Many new parents find birthmarks on their newborns. Grandma says they’re just “stork bites,” but you’re a bit panicked. Relax. Pediatric internist Dr. Loc Trieu with Medical City Dallas Hospital says nearly all birthmarks are harmless and painless.

Common baby birthmarks include strawberry haemangioma (raised crimson marks that usually appear within a few days or weeks after birth), café au lait spots (smooth, oval marks that are various shades of brown) and Mongolian spots (smooth, blue or blue-gray marks, usually found on the lower part of the body). Port-wine stains, which are caused by the improper growth of blood vessels, can cover a large part of the body or face; these birthmarks may cause a cosmetic concern, but they’re not medically harmful.

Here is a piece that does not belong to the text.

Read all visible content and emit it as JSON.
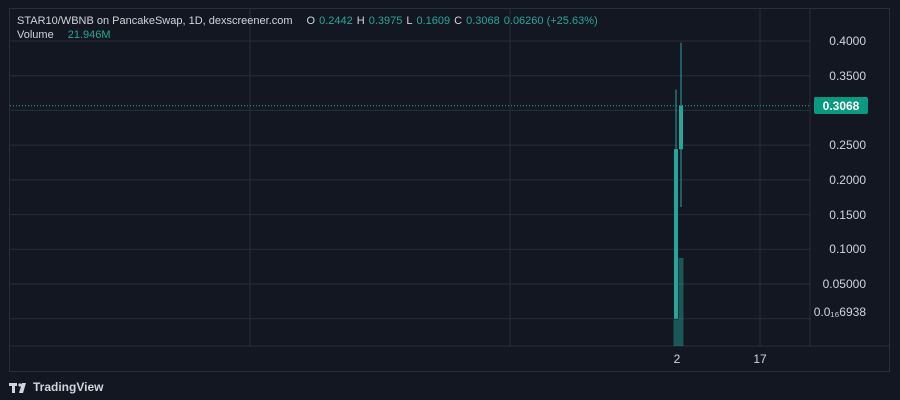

“Rarely does a birthmark need to be treated because it causes a medical problem,” Trieu says. “Birthmarks that grow on internal organs need treatment because they can cause problems with sight, breathing, hearing, speech and movement, based on the organ they grow onto.”

Birthmarks on internal organs are very rare, Trieu says, and are detectable from birth by a doctor’s manual external examination of the baby’s internal organs. If certain birthmarks are visible on the baby’s skin, the doctor should pay special attention to the baby’s organs during an examination, according to Trieu.

“When you feel any mass, when you see an extra bulge, you want to do [medical] imaging,” Trieu says.

But, Trieu emphasizes, even though most birthmarks are harmless, parents shouldn’t be afraid to ask their child’s pediatrician if they’re concerned.